Data excerpts
--------

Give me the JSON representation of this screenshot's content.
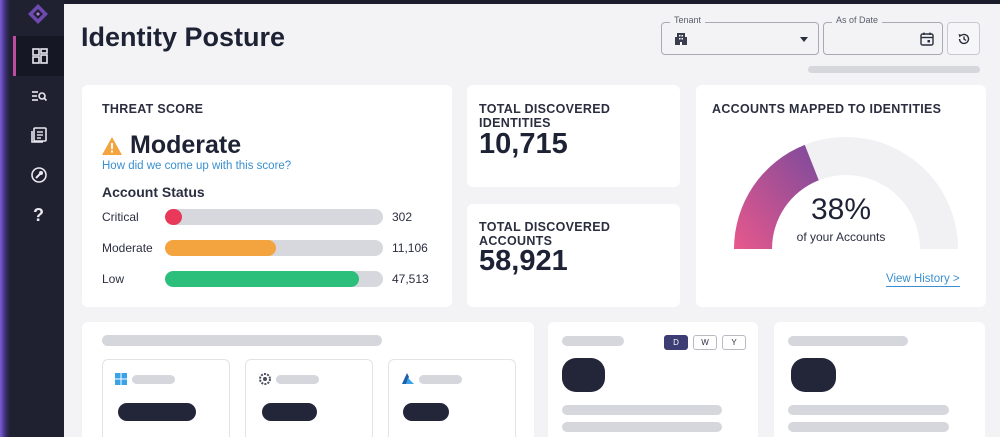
{
  "page": {
    "title": "Identity Posture"
  },
  "filters": {
    "tenant": {
      "label": "Tenant",
      "value": ""
    },
    "as_of_date": {
      "label": "As of Date",
      "value": ""
    }
  },
  "sidebar": {
    "items": [
      {
        "name": "dashboard",
        "icon": "dashboard-icon",
        "active": true
      },
      {
        "name": "search",
        "icon": "list-search-icon",
        "active": false
      },
      {
        "name": "reports",
        "icon": "reports-icon",
        "active": false
      },
      {
        "name": "tools",
        "icon": "wrench-icon",
        "active": false
      },
      {
        "name": "help",
        "label": "?",
        "active": false
      }
    ]
  },
  "threat_score": {
    "title": "THREAT SCORE",
    "level": "Moderate",
    "level_icon": "warning-icon",
    "explain_link": "How did we come up with this score?",
    "account_status_title": "Account Status",
    "rows": [
      {
        "label": "Critical",
        "value": "302",
        "fraction": 0.08,
        "color": "#e8395a"
      },
      {
        "label": "Moderate",
        "value": "11,106",
        "fraction": 0.51,
        "color": "#f4a43e"
      },
      {
        "label": "Low",
        "value": "47,513",
        "fraction": 0.89,
        "color": "#2cbf7c"
      }
    ]
  },
  "total_identities": {
    "title": "TOTAL DISCOVERED IDENTITIES",
    "value": "10,715"
  },
  "total_accounts": {
    "title": "TOTAL DISCOVERED ACCOUNTS",
    "value": "58,921"
  },
  "accounts_mapped": {
    "title": "ACCOUNTS MAPPED TO IDENTITIES",
    "percent_label": "38%",
    "percent": 0.38,
    "subtitle": "of your Accounts",
    "link": "View History >",
    "gauge_colors": [
      "#e8588c",
      "#7b4a9c"
    ]
  },
  "period_toggle": {
    "options": [
      "D",
      "W",
      "Y"
    ],
    "selected": "D"
  },
  "colors": {
    "accent": "#3a8fd0",
    "sidebar": "#1f2030",
    "active_nav": "#c14aa3"
  }
}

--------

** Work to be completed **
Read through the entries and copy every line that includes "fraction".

** Written answer **
        "fraction": 0.08,
        "fraction": 0.51,
        "fraction": 0.89,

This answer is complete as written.